» Task to carry out:
Where a line of the records holds the string "video", copy that line.

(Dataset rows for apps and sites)
#####

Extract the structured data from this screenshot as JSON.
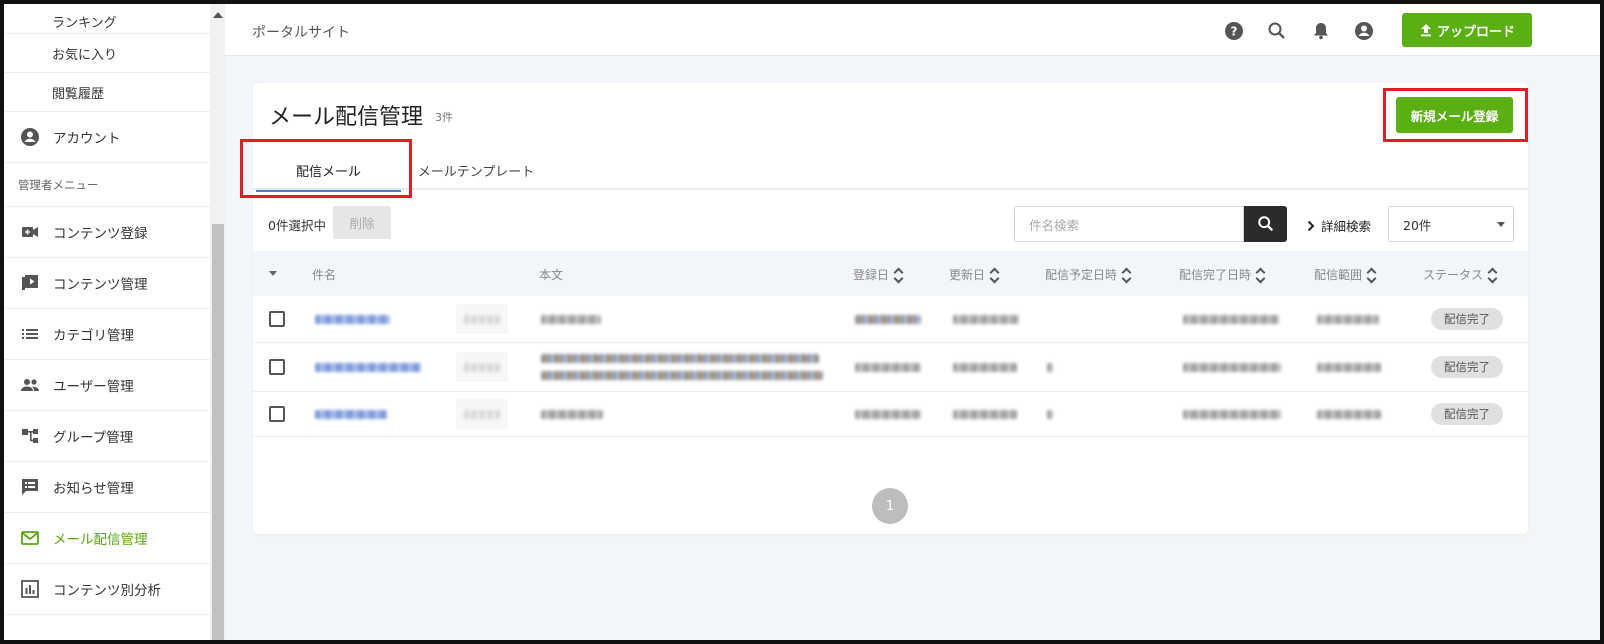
{
  "sidebar": {
    "sub_items": [
      {
        "label": "ランキング"
      },
      {
        "label": "お気に入り"
      },
      {
        "label": "閲覧履歴"
      }
    ],
    "account": {
      "label": "アカウント",
      "icon": "account-circle-icon"
    },
    "admin_section": "管理者メニュー",
    "admin_items": [
      {
        "label": "コンテンツ登録",
        "icon": "video-add-icon"
      },
      {
        "label": "コンテンツ管理",
        "icon": "video-library-icon"
      },
      {
        "label": "カテゴリ管理",
        "icon": "list-icon"
      },
      {
        "label": "ユーザー管理",
        "icon": "people-icon"
      },
      {
        "label": "グループ管理",
        "icon": "tree-icon"
      },
      {
        "label": "お知らせ管理",
        "icon": "announcement-icon"
      },
      {
        "label": "メール配信管理",
        "icon": "mail-icon",
        "active": true
      },
      {
        "label": "コンテンツ別分析",
        "icon": "bar-chart-icon"
      }
    ]
  },
  "header": {
    "site_name": "ポータルサイト",
    "upload_label": "アップロード"
  },
  "main": {
    "title": "メール配信管理",
    "count": "3件",
    "new_button": "新規メール登録",
    "tabs": [
      {
        "label": "配信メール",
        "active": true
      },
      {
        "label": "メールテンプレート"
      }
    ],
    "toolbar": {
      "selected": "0件選択中",
      "delete_label": "削除",
      "search_placeholder": "件名検索",
      "advanced_search": "詳細検索",
      "per_page": "20件"
    },
    "columns": [
      "件名",
      "本文",
      "登録日",
      "更新日",
      "配信予定日時",
      "配信完了日時",
      "配信範囲",
      "ステータス"
    ],
    "rows": [
      {
        "status": "配信完了"
      },
      {
        "status": "配信完了"
      },
      {
        "status": "配信完了"
      }
    ],
    "page": "1"
  },
  "colors": {
    "accent_green": "#5aaf12",
    "highlight_red": "#e01e25",
    "tab_underline": "#4a7fd4"
  }
}
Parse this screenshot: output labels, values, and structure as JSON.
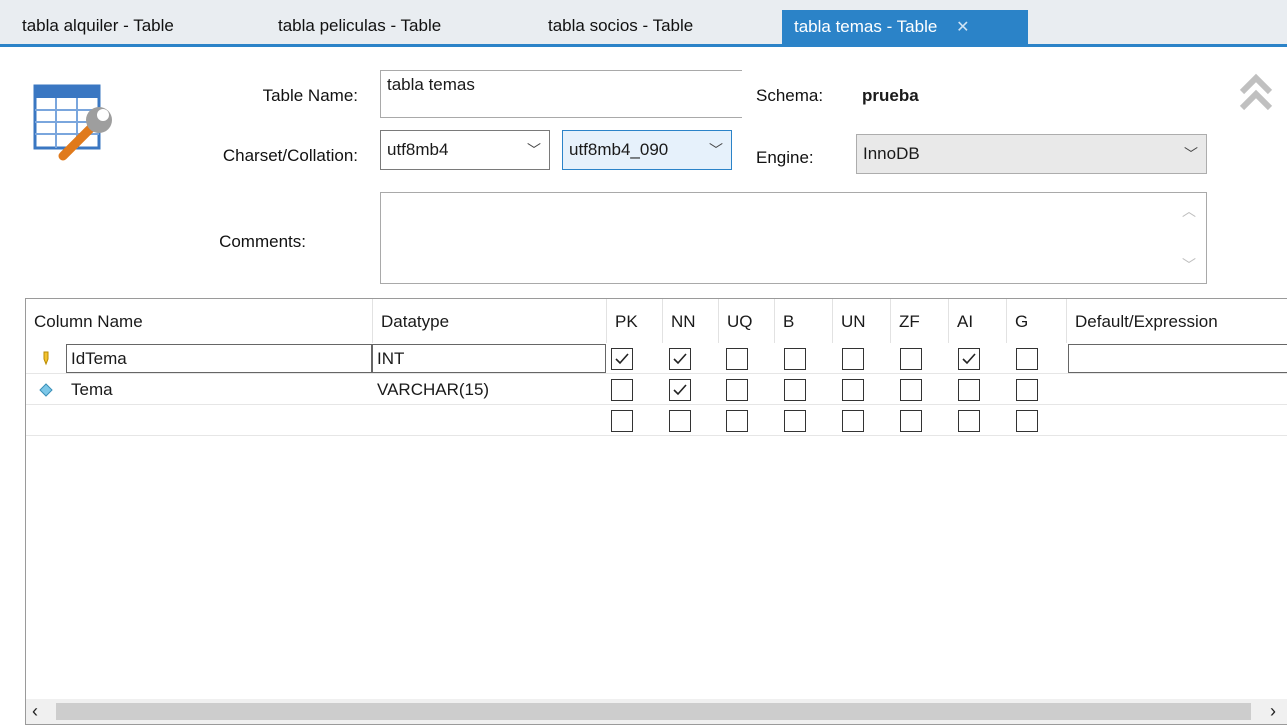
{
  "tabs": [
    {
      "label": "tabla alquiler - Table",
      "active": false
    },
    {
      "label": "tabla peliculas - Table",
      "active": false
    },
    {
      "label": "tabla socios - Table",
      "active": false
    },
    {
      "label": "tabla temas - Table",
      "active": true
    }
  ],
  "form": {
    "table_name_label": "Table Name:",
    "table_name_value": "tabla temas",
    "schema_label": "Schema:",
    "schema_value": "prueba",
    "charset_label": "Charset/Collation:",
    "charset_value": "utf8mb4",
    "collation_value": "utf8mb4_090",
    "engine_label": "Engine:",
    "engine_value": "InnoDB",
    "comments_label": "Comments:",
    "comments_value": ""
  },
  "grid": {
    "headers": [
      "Column Name",
      "Datatype",
      "PK",
      "NN",
      "UQ",
      "B",
      "UN",
      "ZF",
      "AI",
      "G",
      "Default/Expression"
    ],
    "rows": [
      {
        "name": "IdTema",
        "datatype": "INT",
        "icon": "primary-key-icon",
        "flags": [
          true,
          true,
          false,
          false,
          false,
          false,
          true,
          false
        ],
        "default": ""
      },
      {
        "name": "Tema",
        "datatype": "VARCHAR(15)",
        "icon": "column-diamond-icon",
        "flags": [
          false,
          true,
          false,
          false,
          false,
          false,
          false,
          false
        ],
        "default": ""
      },
      {
        "name": "",
        "datatype": "",
        "icon": "",
        "flags": [
          false,
          false,
          false,
          false,
          false,
          false,
          false,
          false
        ],
        "default": ""
      }
    ]
  },
  "colors": {
    "accent": "#2b83c8",
    "tabbar": "#e9edf1"
  }
}
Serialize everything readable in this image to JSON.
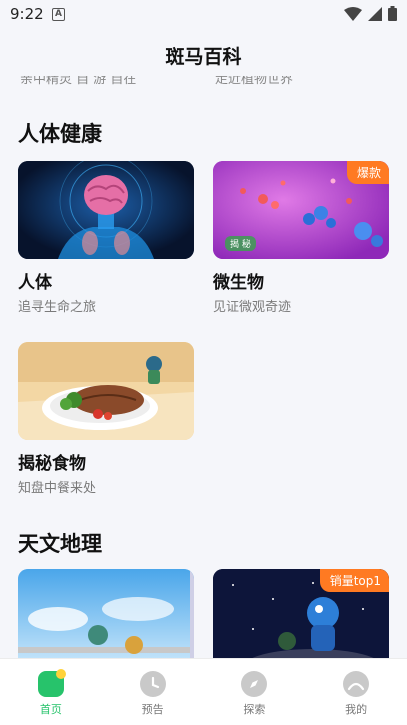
{
  "status_bar": {
    "time": "9:22",
    "notification_icon_letter": "A"
  },
  "header": {
    "title": "斑马百科"
  },
  "peek_text": {
    "left": "亲中精灵 自 游 自在",
    "right": "走近植物世界"
  },
  "sections": [
    {
      "title": "人体健康",
      "cards": [
        {
          "title": "人体",
          "subtitle": "追寻生命之旅",
          "badge": "",
          "image_icon": "human-body-illustration"
        },
        {
          "title": "微生物",
          "subtitle": "见证微观奇迹",
          "badge": "爆款",
          "image_icon": "microbes-illustration",
          "image_caption": "揭 秘"
        },
        {
          "title": "揭秘食物",
          "subtitle": "知盘中餐来处",
          "badge": "",
          "image_icon": "steak-plate-illustration"
        }
      ]
    },
    {
      "title": "天文地理",
      "cards": [
        {
          "title": "",
          "subtitle": "",
          "badge": "",
          "image_icon": "sky-characters-illustration"
        },
        {
          "title": "",
          "subtitle": "",
          "badge": "销量top1",
          "image_icon": "space-astronaut-illustration"
        }
      ]
    }
  ],
  "tabbar": {
    "tabs": [
      {
        "label": "首页",
        "icon": "home-icon",
        "active": true
      },
      {
        "label": "预告",
        "icon": "clock-icon",
        "active": false
      },
      {
        "label": "探索",
        "icon": "compass-icon",
        "active": false
      },
      {
        "label": "我的",
        "icon": "profile-icon",
        "active": false
      }
    ]
  },
  "colors": {
    "accent": "#27c36b",
    "badge": "#ff7a22",
    "background": "#f5f6fa"
  }
}
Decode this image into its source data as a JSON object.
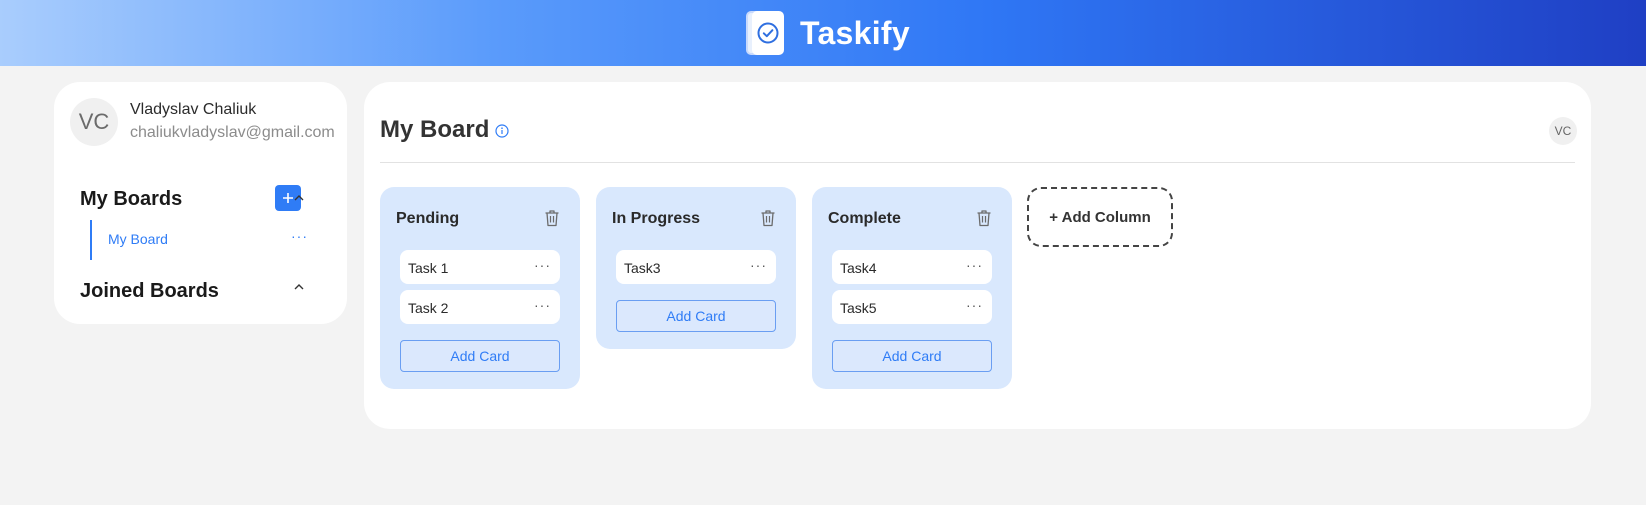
{
  "header": {
    "app_name": "Taskify",
    "logo_icon": "clipboard-check-icon"
  },
  "profile": {
    "initials": "VC",
    "name": "Vladyslav Chaliuk",
    "email": "chaliukvladyslav@gmail.com"
  },
  "sidebar": {
    "my_boards_title": "My Boards",
    "add_icon": "+",
    "boards": [
      {
        "label": "My Board",
        "more": "···"
      }
    ],
    "joined_boards_title": "Joined Boards"
  },
  "board": {
    "title": "My Board",
    "member_initials": "VC",
    "columns": [
      {
        "title": "Pending",
        "cards": [
          {
            "label": "Task 1"
          },
          {
            "label": "Task 2"
          }
        ],
        "add_card_label": "Add Card"
      },
      {
        "title": "In Progress",
        "cards": [
          {
            "label": "Task3"
          }
        ],
        "add_card_label": "Add Card"
      },
      {
        "title": "Complete",
        "cards": [
          {
            "label": "Task4"
          },
          {
            "label": "Task5"
          }
        ],
        "add_card_label": "Add Card"
      }
    ],
    "card_more": "···",
    "add_column_label": "+ Add Column"
  },
  "colors": {
    "accent": "#2f7cf6",
    "column_bg": "#d9e8fd",
    "page_bg": "#f3f3f3"
  }
}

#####

» Your response:
        "icon": "video-add-icon"
        "icon": "video-library-icon"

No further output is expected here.